I think one reason Rik and I struggle with traditional partner or group dancing like Contra is the use of gendered language. So when we hear “men on the left” and “women on the right,” we start getting twitchy, which doesn’t help us pay attention to all our left feet very well. This is the one flaw of the Contra Dance movement.  I know the dances go back to the 1700s, but this is the 21st century! The dances are great mixers and people of any gender are welcome to take either dance part, so just lose the gender binary language already and just line us up as “leaders” and “followers” and let each individual decide.

But we so want to find a way to join this dancing community. We know enough now to understand the draw— You can’t do it by yourself. You can’t do it virtually. You need other people… in the same place…. together. You have to touch each other. And you have to have live music. And a caller. So it’s okay if you don’t know what you’re supposed to do; someone will tell you; and if you don’t get it right, you’ll have another chance because all the moves get repeated multiple times.

And if you and your partner both have left feet, that doesn’t matter either because you switch partners throughout the dance. It’s really a completely different thing than the dancing I grew up with.  There’s a social contract involved. You can’t just focus on your own enjoyment. You have to get people where they’re going—across the circle or down the line; you have to pay attention to each other; be aware of your surroundings.

Some people have described contra dancing as a “kaleidoscope, a weaving, a quilting with humans.” I like that.
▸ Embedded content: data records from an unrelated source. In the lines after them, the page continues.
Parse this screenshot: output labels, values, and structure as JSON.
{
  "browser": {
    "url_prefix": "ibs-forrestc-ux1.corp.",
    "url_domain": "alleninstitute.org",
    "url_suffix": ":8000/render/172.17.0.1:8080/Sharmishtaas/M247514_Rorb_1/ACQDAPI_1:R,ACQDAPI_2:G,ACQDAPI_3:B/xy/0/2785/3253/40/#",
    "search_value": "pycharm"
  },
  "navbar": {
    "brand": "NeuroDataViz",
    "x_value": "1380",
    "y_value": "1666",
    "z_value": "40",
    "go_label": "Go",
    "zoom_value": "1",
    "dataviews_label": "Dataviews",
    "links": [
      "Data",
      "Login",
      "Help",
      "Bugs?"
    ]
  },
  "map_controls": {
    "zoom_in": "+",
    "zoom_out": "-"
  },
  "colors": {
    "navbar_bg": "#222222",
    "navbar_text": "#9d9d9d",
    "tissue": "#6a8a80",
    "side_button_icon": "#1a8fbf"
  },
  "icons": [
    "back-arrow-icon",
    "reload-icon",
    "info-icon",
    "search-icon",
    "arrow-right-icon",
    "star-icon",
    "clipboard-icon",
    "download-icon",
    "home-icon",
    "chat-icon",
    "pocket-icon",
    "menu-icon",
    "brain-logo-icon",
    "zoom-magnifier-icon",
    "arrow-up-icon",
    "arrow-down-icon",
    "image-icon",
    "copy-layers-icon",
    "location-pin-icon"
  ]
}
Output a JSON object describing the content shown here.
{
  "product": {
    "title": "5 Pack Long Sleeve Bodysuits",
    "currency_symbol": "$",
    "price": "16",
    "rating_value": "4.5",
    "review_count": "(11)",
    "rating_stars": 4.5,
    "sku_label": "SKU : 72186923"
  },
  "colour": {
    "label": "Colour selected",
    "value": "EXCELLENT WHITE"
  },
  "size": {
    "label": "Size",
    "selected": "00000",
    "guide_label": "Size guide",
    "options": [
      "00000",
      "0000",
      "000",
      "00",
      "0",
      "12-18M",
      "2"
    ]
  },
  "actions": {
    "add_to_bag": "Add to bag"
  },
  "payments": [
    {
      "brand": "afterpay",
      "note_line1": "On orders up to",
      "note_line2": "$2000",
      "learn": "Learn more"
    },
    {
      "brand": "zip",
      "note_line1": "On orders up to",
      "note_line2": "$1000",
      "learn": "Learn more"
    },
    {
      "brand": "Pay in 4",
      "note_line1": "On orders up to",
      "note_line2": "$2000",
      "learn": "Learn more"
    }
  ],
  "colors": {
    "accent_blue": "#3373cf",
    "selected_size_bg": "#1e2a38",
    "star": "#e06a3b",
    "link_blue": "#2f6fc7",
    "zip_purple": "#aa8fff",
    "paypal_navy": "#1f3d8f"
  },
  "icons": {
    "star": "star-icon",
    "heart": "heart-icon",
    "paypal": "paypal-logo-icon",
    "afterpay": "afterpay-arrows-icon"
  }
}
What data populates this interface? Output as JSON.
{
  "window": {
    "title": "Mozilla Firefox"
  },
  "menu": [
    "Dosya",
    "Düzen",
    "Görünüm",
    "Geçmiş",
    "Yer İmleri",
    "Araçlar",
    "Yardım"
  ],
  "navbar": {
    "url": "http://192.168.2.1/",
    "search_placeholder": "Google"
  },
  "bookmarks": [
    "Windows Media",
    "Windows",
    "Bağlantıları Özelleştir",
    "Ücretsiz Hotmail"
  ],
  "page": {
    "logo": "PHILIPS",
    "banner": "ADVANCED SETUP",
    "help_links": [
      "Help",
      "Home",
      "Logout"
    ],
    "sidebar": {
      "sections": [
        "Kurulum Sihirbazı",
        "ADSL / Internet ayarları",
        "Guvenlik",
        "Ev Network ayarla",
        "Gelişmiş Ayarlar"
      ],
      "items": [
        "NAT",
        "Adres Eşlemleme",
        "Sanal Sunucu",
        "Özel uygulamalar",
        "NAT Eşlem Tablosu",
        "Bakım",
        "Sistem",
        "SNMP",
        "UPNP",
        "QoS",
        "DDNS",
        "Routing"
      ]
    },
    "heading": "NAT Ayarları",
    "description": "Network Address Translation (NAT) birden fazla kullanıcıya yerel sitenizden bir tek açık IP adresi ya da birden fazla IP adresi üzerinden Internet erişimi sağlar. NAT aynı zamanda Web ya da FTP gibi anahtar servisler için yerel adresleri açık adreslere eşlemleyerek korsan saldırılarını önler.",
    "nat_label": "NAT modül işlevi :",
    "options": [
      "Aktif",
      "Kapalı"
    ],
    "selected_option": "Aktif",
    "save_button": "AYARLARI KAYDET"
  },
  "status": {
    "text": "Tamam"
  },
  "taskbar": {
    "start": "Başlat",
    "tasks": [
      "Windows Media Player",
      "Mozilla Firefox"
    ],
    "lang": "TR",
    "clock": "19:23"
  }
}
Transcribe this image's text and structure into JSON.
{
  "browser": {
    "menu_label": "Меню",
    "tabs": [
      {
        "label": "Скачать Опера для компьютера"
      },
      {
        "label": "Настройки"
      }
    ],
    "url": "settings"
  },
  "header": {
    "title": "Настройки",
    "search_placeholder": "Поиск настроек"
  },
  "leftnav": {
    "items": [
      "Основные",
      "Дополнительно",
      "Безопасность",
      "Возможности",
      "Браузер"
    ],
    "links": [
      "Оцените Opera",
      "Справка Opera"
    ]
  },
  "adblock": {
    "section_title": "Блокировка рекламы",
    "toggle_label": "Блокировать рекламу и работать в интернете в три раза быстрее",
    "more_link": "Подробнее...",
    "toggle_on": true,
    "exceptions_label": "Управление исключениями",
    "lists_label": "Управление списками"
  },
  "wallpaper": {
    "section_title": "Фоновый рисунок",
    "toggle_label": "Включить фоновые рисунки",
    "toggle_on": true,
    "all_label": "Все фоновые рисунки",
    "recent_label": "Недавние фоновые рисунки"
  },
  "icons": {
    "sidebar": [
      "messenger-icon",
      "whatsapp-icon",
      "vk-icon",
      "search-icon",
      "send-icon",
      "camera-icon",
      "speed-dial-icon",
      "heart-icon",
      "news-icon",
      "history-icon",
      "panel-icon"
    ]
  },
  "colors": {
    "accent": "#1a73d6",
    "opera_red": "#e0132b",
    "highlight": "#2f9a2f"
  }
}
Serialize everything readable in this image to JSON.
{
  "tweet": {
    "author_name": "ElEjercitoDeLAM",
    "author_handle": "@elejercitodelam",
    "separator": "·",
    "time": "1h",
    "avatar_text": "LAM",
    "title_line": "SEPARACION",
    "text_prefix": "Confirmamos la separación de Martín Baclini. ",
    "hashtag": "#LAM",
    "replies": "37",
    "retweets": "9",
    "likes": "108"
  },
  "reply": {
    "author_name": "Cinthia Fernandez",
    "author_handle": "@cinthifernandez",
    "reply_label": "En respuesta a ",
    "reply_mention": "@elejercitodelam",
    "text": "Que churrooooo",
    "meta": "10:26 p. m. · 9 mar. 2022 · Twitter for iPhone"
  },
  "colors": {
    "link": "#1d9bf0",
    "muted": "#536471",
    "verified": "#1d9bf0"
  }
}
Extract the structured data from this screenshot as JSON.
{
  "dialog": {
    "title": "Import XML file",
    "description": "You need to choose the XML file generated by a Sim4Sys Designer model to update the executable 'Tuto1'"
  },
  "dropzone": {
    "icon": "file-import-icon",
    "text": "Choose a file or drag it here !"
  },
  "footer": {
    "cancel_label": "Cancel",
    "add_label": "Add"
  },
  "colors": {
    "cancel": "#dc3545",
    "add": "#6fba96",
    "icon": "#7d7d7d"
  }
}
And guess what? The people look at each other…. while they’re dancing. They make eye contact. For me, that’s the hardest…and yet, the most wonderful. Because isn’t that what we all want the most? Someone to see us so we can truly see?

Let it be a Dance.

This is the last song sung at final worship service of SUUSI. SUUSI is the Southeastern Unitarian Universalist Summer Institute, a yearly UU summer camp our family goes to. And no matter what the theme or the particular experiences of that year—Ric Masten’s “Let it Be a Dance” is always the right song to be sung. Because it exactly expresses why we come. Why we gather together year after year—and perhaps why we come here—to this place—to gather around this chalice fire, for the first time, and then again and again—week after week—to dance this dance; to feel the rhythm, feel the need, fill the need.

We need to be, to know and be reminded, like repetitive dance steps, that we can teach each other—that no matter who we are or where we come from, whom we love or how we dance, we are welcome around this flame; we are welcome to dance this dance; to let it be a dance; with ourselves, with our partners….with a circle of others, but always embodied—our full selves—mind, body, and spirit—always in community; this seeking of hands, of rhythm, of need and heartbeat. So that we know—we do not dance alone.

We never have to dance alone.

So come, sing a song with me and dance this dance with me.